Thanks to the ever-delightful Public Domain Review, I've just discovered the 1901 short film The Over-Incubated Baby. In the minute-long movie, filmmaker Walter R. Booth uses the still-natal medium to play around with speculative fiction ideas about posthuman birthing. What happens if we can speed up our baby's development — and what happens when we overshoot that process?
Here's how ScreenOnline.org.uk describes the loose plot of the movie:
One of the most original of the trick films made by W.R. Booth and R.W. Paul in 1901, An Over-Incubated Baby, as its title suggests, is essentially a sick joke in which a man seeking to tamper with nature is faced with the consequences of his hubris (and over-fondness for delegating responsibility to a clearly incompetent assistant) as an innocent child is turned into a little old man. In classic mad-scientist fashion, the professor seems highly amused by the unexpected outcome, an emotion emphatically not shared by the child's distraught mother.

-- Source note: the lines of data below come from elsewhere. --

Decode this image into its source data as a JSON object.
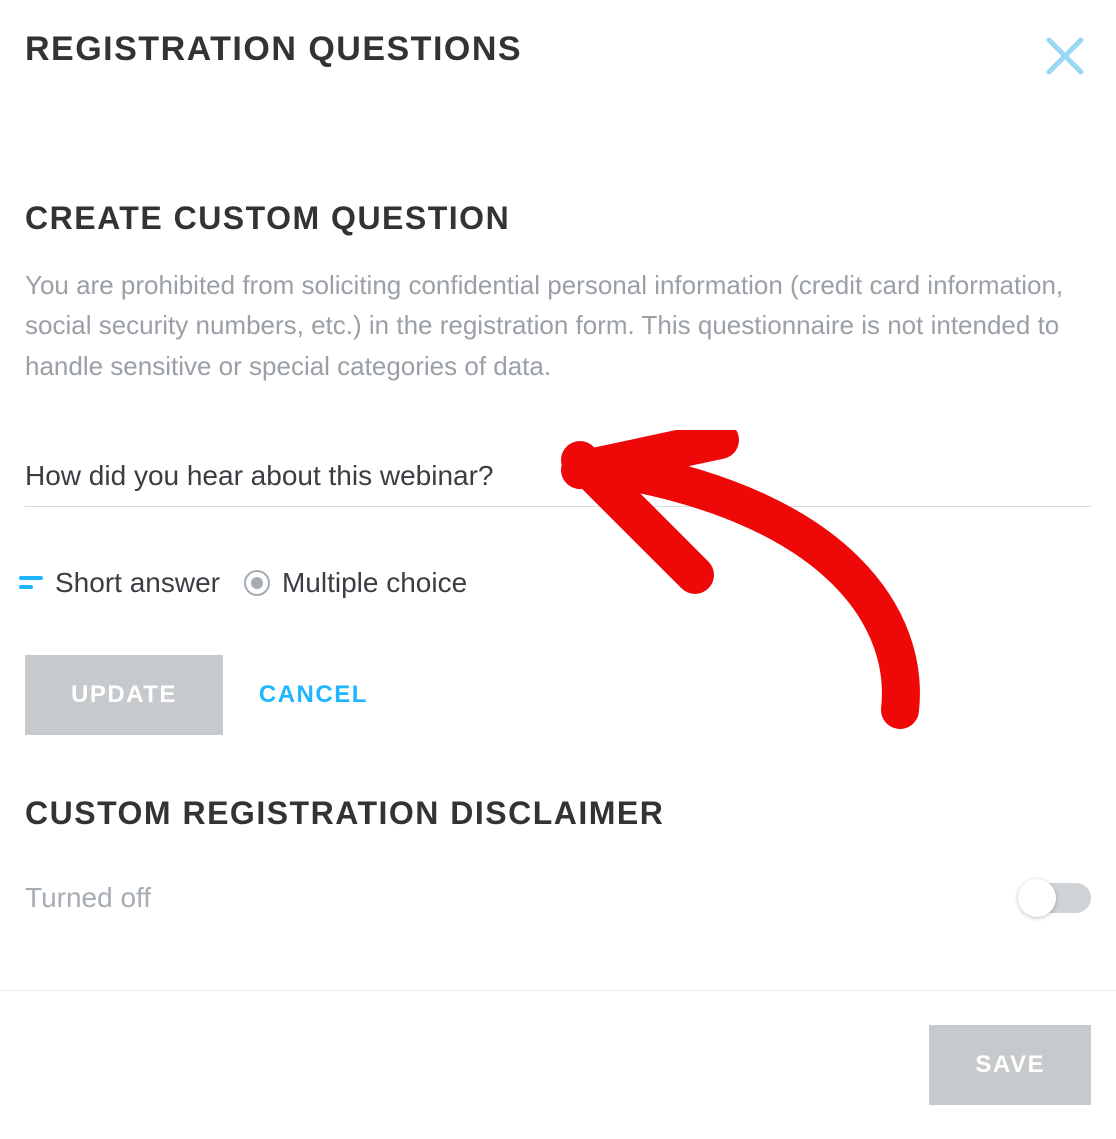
{
  "header": {
    "title": "Registration Questions"
  },
  "section": {
    "title": "Create Custom Question",
    "description": "You are prohibited from soliciting confidential personal information (credit card information, social security numbers, etc.) in the registration form. This questionnaire is not intended to handle sensitive or special categories of data."
  },
  "question": {
    "value": "How did you hear about this webinar?"
  },
  "question_types": {
    "short_answer_label": "Short answer",
    "multiple_choice_label": "Multiple choice",
    "selected": "short_answer"
  },
  "buttons": {
    "update_label": "Update",
    "cancel_label": "Cancel",
    "save_label": "Save"
  },
  "disclaimer": {
    "title": "Custom Registration Disclaimer",
    "status_label": "Turned off",
    "enabled": false
  },
  "colors": {
    "accent": "#1fb6ff",
    "close_icon": "#98d8f3",
    "muted_text": "#9aa0a6",
    "disabled_bg": "#c7cacc"
  }
}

In terms of special effects, this is one of the less elaborate films made by Booth and Paul that year (compare and contrast with the far more sophisticated Artistic Creation, The Haunted Curiosity Shop and The Magic Sword), though the concept itself is so imaginative that it arguably didn't need any more than basic jump-cut transformations. The film consists of a single shot, with all the narrative ingredients laid out right from the start thanks to large signs in Professor Bakem's laboratory, and the film's title creating suspense by revealing well in advance that something will go disastrously wrong along the way.